The draw of this comic is the alleged further adventures of the gang from Coney that the outstanding video game published by Rock Star delivered on. This five issue series, a sort of back door pilot to a longer ongoing series, adapts the movie almost verbatim. Omitting a word from the dialog here and there, it matches the first fifteen or so minutes of the movie yet seem to rush things a bit. We start with the opening montage that introduces The Warrios and sets it up. They’re heading up to Pelham Bay Park to hear Cyrus, leader of the Grammercy Riffs, present his big idea on how to take over the city. However, as he’s whipping the gangs into a frenzy, Luther, leader of The Rogues shoots Cyrus and pins it on The Warriors and so begins the chaos and the run back to Coney as the police raid the meeting.
I’d address David Atchison’s script were there an original script or at least some creative riffing to talk about but you must understand, this is the movie word for word. The draw of the movie is the charismatic performances of the characters. What makes Cyruses speech so powerful is Roger Hill’s fantastic delivery. Reading through the comic, the movie is brought to mind at every turn (and a certan song by Biohazard), which is a strength but it loses points as nothing about it seems larger than life. The presentation is very, very flat but what ultimately sinks The Dabe’s book here is Chris DiBari’s boring art. The Warriors could have been a worthwhile book had it been represented by the urban style of the period. DiBari is hardly a newcomer and his pencils are usually solid comic book art, but The Warriors seems to be a low priority for him. Everyone is represented with thin, noodly lines and nothing to suggest action.

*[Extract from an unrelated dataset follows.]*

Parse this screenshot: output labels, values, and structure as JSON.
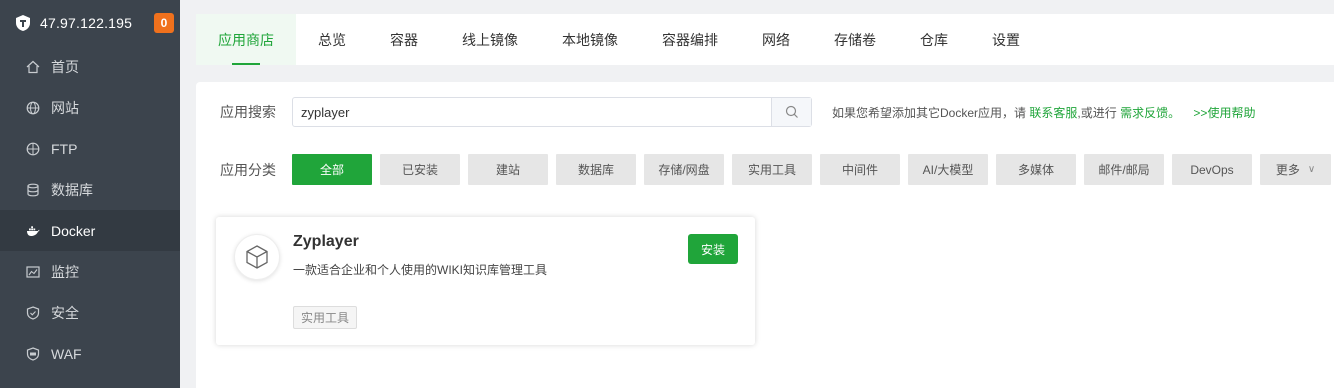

It’s still early and there’s four issues to go but The Warriors is a dud. It lacks every ounce of punch that Walter Hill’s movie has and glosses over some of the best scenes of the entire first act. It fails to spotlight the colorful gangs in the early scenes and features nearly as many pages of advertisements as comic.